There are a number of remedies that a leaseholder has in nuisance. First of all there is an injunction, where the court orders a party to do something or refrain from doing something, to prevent future harm occurring. The second remedy is damages. A leaseholder can claim for damage to property as well as for loss of enjoyment. The final kind of remedy is abatement, whereby a party may be entitled to enter onto another’s land in order to end the nuisance.
Defences To Private Nuisance
The defendant may try and defend a claim in nuisance on several grounds, including:
- ‘Abnormal sensitivity’: that the claimant’s property is particularly sensitive to damage
- that the character of the locality is such that the behaviour is reasonable (e.g. a noise in the centre of a town might not constitute a nuisance, whereas it might in a village)
- that the time and duration of interference does not amount to a nuisance,

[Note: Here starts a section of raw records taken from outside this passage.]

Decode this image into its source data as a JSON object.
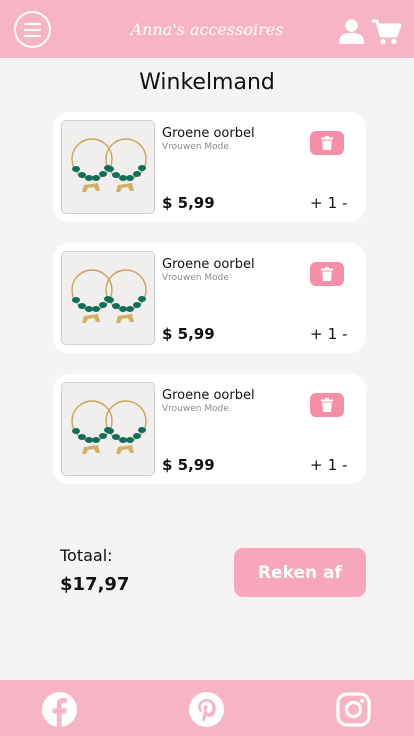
{
  "header": {
    "brand": "Anna's accessoires",
    "icons": [
      "menu-icon",
      "user-icon",
      "cart-icon"
    ]
  },
  "page": {
    "title": "Winkelmand"
  },
  "items": [
    {
      "name": "Groene oorbel",
      "category": "Vrouwen Mode",
      "price": "$ 5,99",
      "qty_plus": "+",
      "qty": "1",
      "qty_minus": "-"
    },
    {
      "name": "Groene oorbel",
      "category": "Vrouwen Mode",
      "price": "$ 5,99",
      "qty_plus": "+",
      "qty": "1",
      "qty_minus": "-"
    },
    {
      "name": "Groene oorbel",
      "category": "Vrouwen Mode",
      "price": "$ 5,99",
      "qty_plus": "+",
      "qty": "1",
      "qty_minus": "-"
    }
  ],
  "summary": {
    "total_label": "Totaal:",
    "total_value": "$17,97",
    "checkout_label": "Reken af"
  },
  "footer": {
    "icons": [
      "facebook-icon",
      "pinterest-icon",
      "instagram-icon"
    ]
  },
  "colors": {
    "brand_pink": "#f7b4c6",
    "delete_pink": "#f48ea9",
    "checkout_pink": "#f7a6bc",
    "background": "#f5f3f4",
    "earring_green": "#0f6e5c",
    "earring_gold": "#c9a55a"
  }
}
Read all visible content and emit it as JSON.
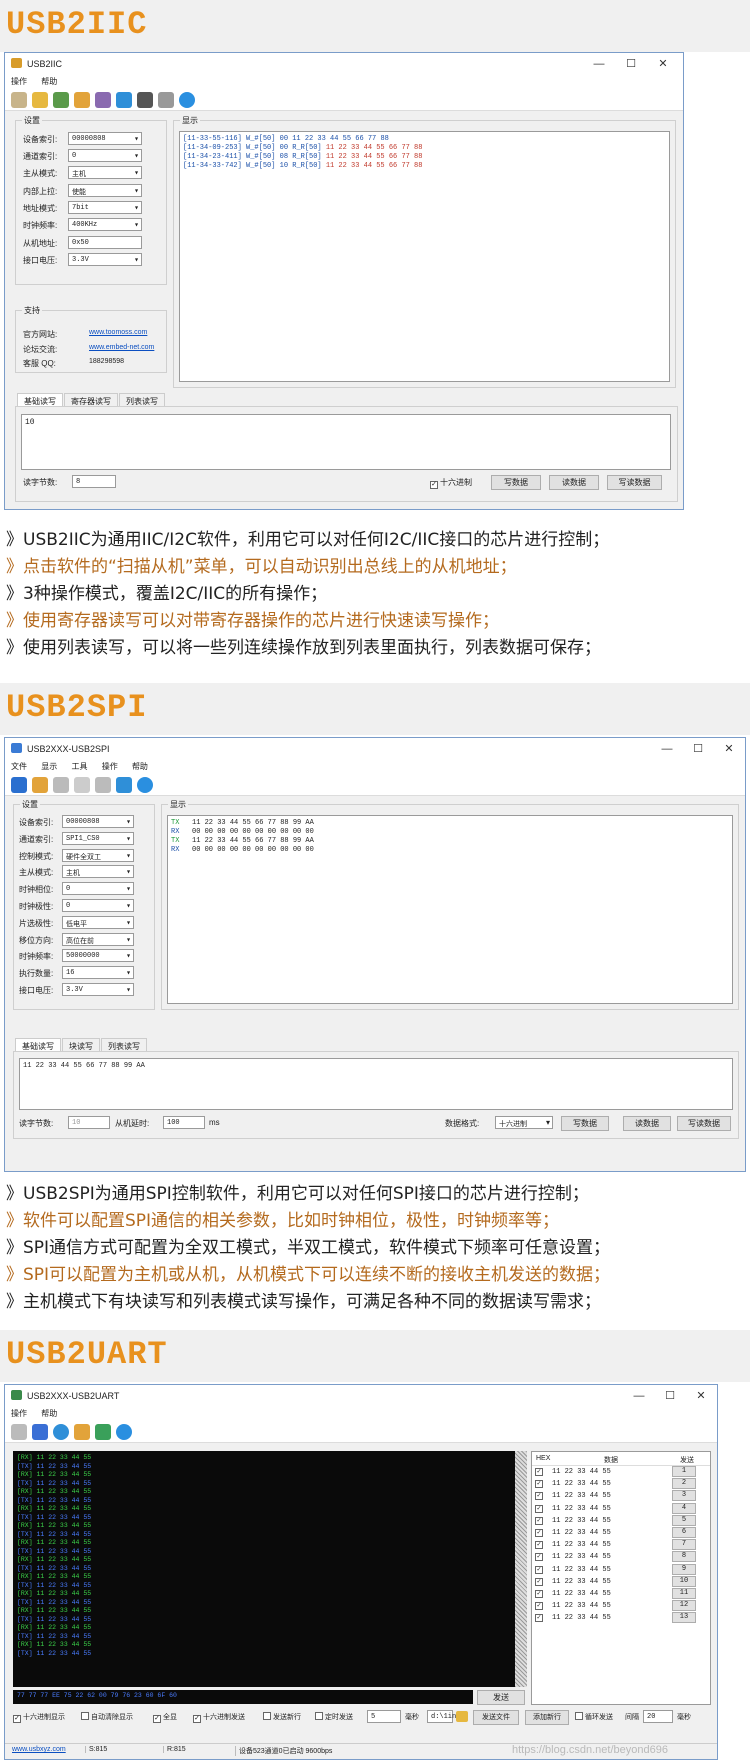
{
  "i2c": {
    "heading": "USB2IIC",
    "window_title": "USB2IIC",
    "menu": [
      "操作",
      "帮助"
    ],
    "settings_label": "设置",
    "display_label": "显示",
    "fields": [
      {
        "label": "设备索引:",
        "value": "00000808"
      },
      {
        "label": "通道索引:",
        "value": "0"
      },
      {
        "label": "主从模式:",
        "value": "主机"
      },
      {
        "label": "内部上拉:",
        "value": "使能"
      },
      {
        "label": "地址模式:",
        "value": "7bit"
      },
      {
        "label": "时钟频率:",
        "value": "400KHz"
      },
      {
        "label": "从机地址:",
        "value": "0x50"
      },
      {
        "label": "接口电压:",
        "value": "3.3V"
      }
    ],
    "support_label": "支持",
    "support": [
      {
        "label": "官方网站:",
        "value": "www.toomoss.com"
      },
      {
        "label": "论坛交流:",
        "value": "www.embed-net.com"
      },
      {
        "label": "客服 QQ:",
        "value": "188298598"
      }
    ],
    "log": [
      {
        "p": "[11-33-55-116] ",
        "k": "W_#[50] ",
        "d": "00 11 22 33 44 55 66 77 88"
      },
      {
        "p": "[11-34-09-253] ",
        "k": "W_#[50] 00 R_R[50] ",
        "d": "11 22 33 44 55 66 77 88"
      },
      {
        "p": "[11-34-23-411] ",
        "k": "W_#[50] 08 R_R[50] ",
        "d": "11 22 33 44 55 66 77 88"
      },
      {
        "p": "[11-34-33-742] ",
        "k": "W_#[50] 10 R_R[50] ",
        "d": "11 22 33 44 55 66 77 88"
      }
    ],
    "tabs": [
      "基础读写",
      "寄存器读写",
      "列表读写"
    ],
    "data_text": "10",
    "bytes_label": "读字节数:",
    "bytes_value": "8",
    "hex_label": "十六进制",
    "buttons": [
      "写数据",
      "读数据",
      "写读数据"
    ]
  },
  "i2c_desc": [
    "》USB2IIC为通用IIC/I2C软件，利用它可以对任何I2C/IIC接口的芯片进行控制；",
    "》点击软件的“扫描从机”菜单，可以自动识别出总线上的从机地址；",
    "》3种操作模式，覆盖I2C/IIC的所有操作；",
    "》使用寄存器读写可以对带寄存器操作的芯片进行快速读写操作；",
    "》使用列表读写，可以将一些列连续操作放到列表里面执行，列表数据可保存；"
  ],
  "spi": {
    "heading": "USB2SPI",
    "window_title": "USB2XXX-USB2SPI",
    "menu": [
      "文件",
      "显示",
      "工具",
      "操作",
      "帮助"
    ],
    "settings_label": "设置",
    "display_label": "显示",
    "fields": [
      {
        "label": "设备索引:",
        "value": "00000808"
      },
      {
        "label": "通道索引:",
        "value": "SPI1_CS0"
      },
      {
        "label": "控制模式:",
        "value": "硬件全双工"
      },
      {
        "label": "主从模式:",
        "value": "主机"
      },
      {
        "label": "时钟相位:",
        "value": "0"
      },
      {
        "label": "时钟极性:",
        "value": "0"
      },
      {
        "label": "片选极性:",
        "value": "低电平"
      },
      {
        "label": "移位方向:",
        "value": "高位在前"
      },
      {
        "label": "时钟频率:",
        "value": "50000000"
      },
      {
        "label": "执行数量:",
        "value": "16"
      },
      {
        "label": "接口电压:",
        "value": "3.3V"
      }
    ],
    "log": [
      {
        "k": "TX",
        "d": "   11 22 33 44 55 66 77 88 99 AA"
      },
      {
        "k": "RX",
        "d": "   00 00 00 00 00 00 00 00 00 00"
      },
      {
        "k": "TX",
        "d": "   11 22 33 44 55 66 77 88 99 AA"
      },
      {
        "k": "RX",
        "d": "   00 00 00 00 00 00 00 00 00 00"
      }
    ],
    "tabs": [
      "基础读写",
      "块读写",
      "列表读写"
    ],
    "data_text": "11 22 33 44 55 66 77 88 99 AA",
    "bytes_label": "读字节数:",
    "bytes_value": "10",
    "slave_delay_label": "从机延时:",
    "slave_delay_value": "100",
    "unit": "ms",
    "format_label": "数据格式:",
    "format_value": "十六进制",
    "buttons": [
      "写数据",
      "读数据",
      "写读数据"
    ]
  },
  "spi_desc": [
    "》USB2SPI为通用SPI控制软件，利用它可以对任何SPI接口的芯片进行控制；",
    "》软件可以配置SPI通信的相关参数，比如时钟相位，极性，时钟频率等；",
    "》SPI通信方式可配置为全双工模式，半双工模式，软件模式下频率可任意设置；",
    "》SPI可以配置为主机或从机，从机模式下可以连续不断的接收主机发送的数据；",
    "》主机模式下有块读写和列表模式读写操作，可满足各种不同的数据读写需求；"
  ],
  "uart": {
    "heading": "USB2UART",
    "window_title": "USB2XXX-USB2UART",
    "menu": [
      "操作",
      "帮助"
    ],
    "log_rows": [
      {
        "k": "[RX]",
        "d": " 11 22 33 44 55"
      },
      {
        "k": "[TX]",
        "d": " 11 22 33 44 55"
      },
      {
        "k": "[RX]",
        "d": " 11 22 33 44 55"
      },
      {
        "k": "[TX]",
        "d": " 11 22 33 44 55"
      },
      {
        "k": "[RX]",
        "d": " 11 22 33 44 55"
      },
      {
        "k": "[TX]",
        "d": " 11 22 33 44 55"
      },
      {
        "k": "[RX]",
        "d": " 11 22 33 44 55"
      },
      {
        "k": "[TX]",
        "d": " 11 22 33 44 55"
      },
      {
        "k": "[RX]",
        "d": " 11 22 33 44 55"
      },
      {
        "k": "[TX]",
        "d": " 11 22 33 44 55"
      },
      {
        "k": "[RX]",
        "d": " 11 22 33 44 55"
      },
      {
        "k": "[TX]",
        "d": " 11 22 33 44 55"
      },
      {
        "k": "[RX]",
        "d": " 11 22 33 44 55"
      },
      {
        "k": "[TX]",
        "d": " 11 22 33 44 55"
      },
      {
        "k": "[RX]",
        "d": " 11 22 33 44 55"
      },
      {
        "k": "[TX]",
        "d": " 11 22 33 44 55"
      },
      {
        "k": "[RX]",
        "d": " 11 22 33 44 55"
      },
      {
        "k": "[TX]",
        "d": " 11 22 33 44 55"
      },
      {
        "k": "[RX]",
        "d": " 11 22 33 44 55"
      },
      {
        "k": "[TX]",
        "d": " 11 22 33 44 55"
      },
      {
        "k": "[RX]",
        "d": " 11 22 33 44 55"
      },
      {
        "k": "[TX]",
        "d": " 11 22 33 44 55"
      },
      {
        "k": "[RX]",
        "d": " 11 22 33 44 55"
      },
      {
        "k": "[TX]",
        "d": " 11 22 33 44 55"
      }
    ],
    "send_text": "77 77 77 EE 75 22 62 00 79 76 23 60 6F 60",
    "send_label": "发送",
    "list_headers": [
      "HEX",
      "数据",
      "发送"
    ],
    "list_data": "11 22 33 44 55",
    "list_ids": [
      "1",
      "2",
      "3",
      "4",
      "5",
      "6",
      "7",
      "8",
      "9",
      "10",
      "11",
      "12",
      "13"
    ],
    "opts": [
      "十六进制显示",
      "自动清除显示",
      "全显",
      "十六进制发送",
      "发送新行",
      "定时发送"
    ],
    "timer_value": "5",
    "timer_unit": "毫秒",
    "file_value": "d:\\1in",
    "send_file": "发送文件",
    "add_row": "添加新行",
    "loop_send": "循环发送",
    "interval_label": "间隔",
    "interval_value": "20",
    "interval_unit": "毫秒",
    "status": [
      "www.usbxyz.com",
      "S:815",
      "R:815",
      "设备523通道0已启动 9600bps"
    ]
  },
  "watermark": "https://blog.csdn.net/beyond696"
}
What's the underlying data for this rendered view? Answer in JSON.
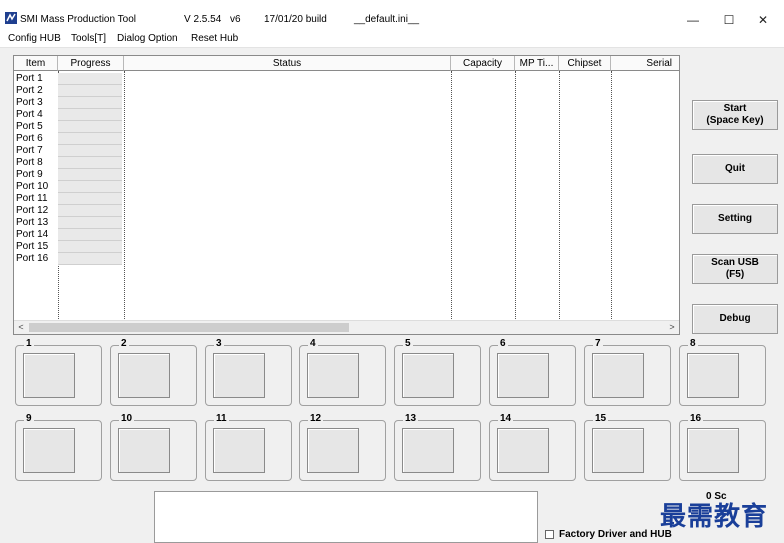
{
  "titlebar": {
    "app_name": "SMI Mass Production Tool",
    "version": "V 2.5.54",
    "variant": "v6",
    "build": "17/01/20 build",
    "ini_file": "__default.ini__",
    "minimize": "—",
    "maximize": "☐",
    "close": "✕"
  },
  "menu": {
    "config_hub": "Config HUB",
    "tools": "Tools[T]",
    "dialog_option": "Dialog Option",
    "reset_hub": "Reset Hub"
  },
  "grid": {
    "columns": [
      "Item",
      "Progress",
      "Status",
      "Capacity",
      "MP Ti...",
      "Chipset",
      "Serial"
    ],
    "ports": [
      "Port 1",
      "Port 2",
      "Port 3",
      "Port 4",
      "Port 5",
      "Port 6",
      "Port 7",
      "Port 8",
      "Port 9",
      "Port 10",
      "Port 11",
      "Port 12",
      "Port 13",
      "Port 14",
      "Port 15",
      "Port 16"
    ],
    "scroll_left": "<",
    "scroll_right": ">"
  },
  "buttons": {
    "start": "Start\n(Space Key)",
    "quit": "Quit",
    "setting": "Setting",
    "scan_usb": "Scan USB\n(F5)",
    "debug": "Debug"
  },
  "port_boxes": [
    "1",
    "2",
    "3",
    "4",
    "5",
    "6",
    "7",
    "8",
    "9",
    "10",
    "11",
    "12",
    "13",
    "14",
    "15",
    "16"
  ],
  "footer": {
    "factory_driver": "Factory Driver and HUB",
    "corner_text": "0 Sc",
    "watermark": "最需教育"
  }
}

- that the claimant has accepted the nuisance by not taking action to stop it quickly
- that he conduct of the defendant has been reasonable.
This last point can be particularly important where flats are concerned. If the leaseholder causing the nuisance takes reasonable steps to remedy the nuisance, they may not be liable for it. Thus in Yianni v Shakeshaft  where a flat owner made a claim in private nuisance against their neighbour in respect of a leak, the neighbour avoided having to pay damages by taking reasonable steps to prevent further damage within a reasonable time.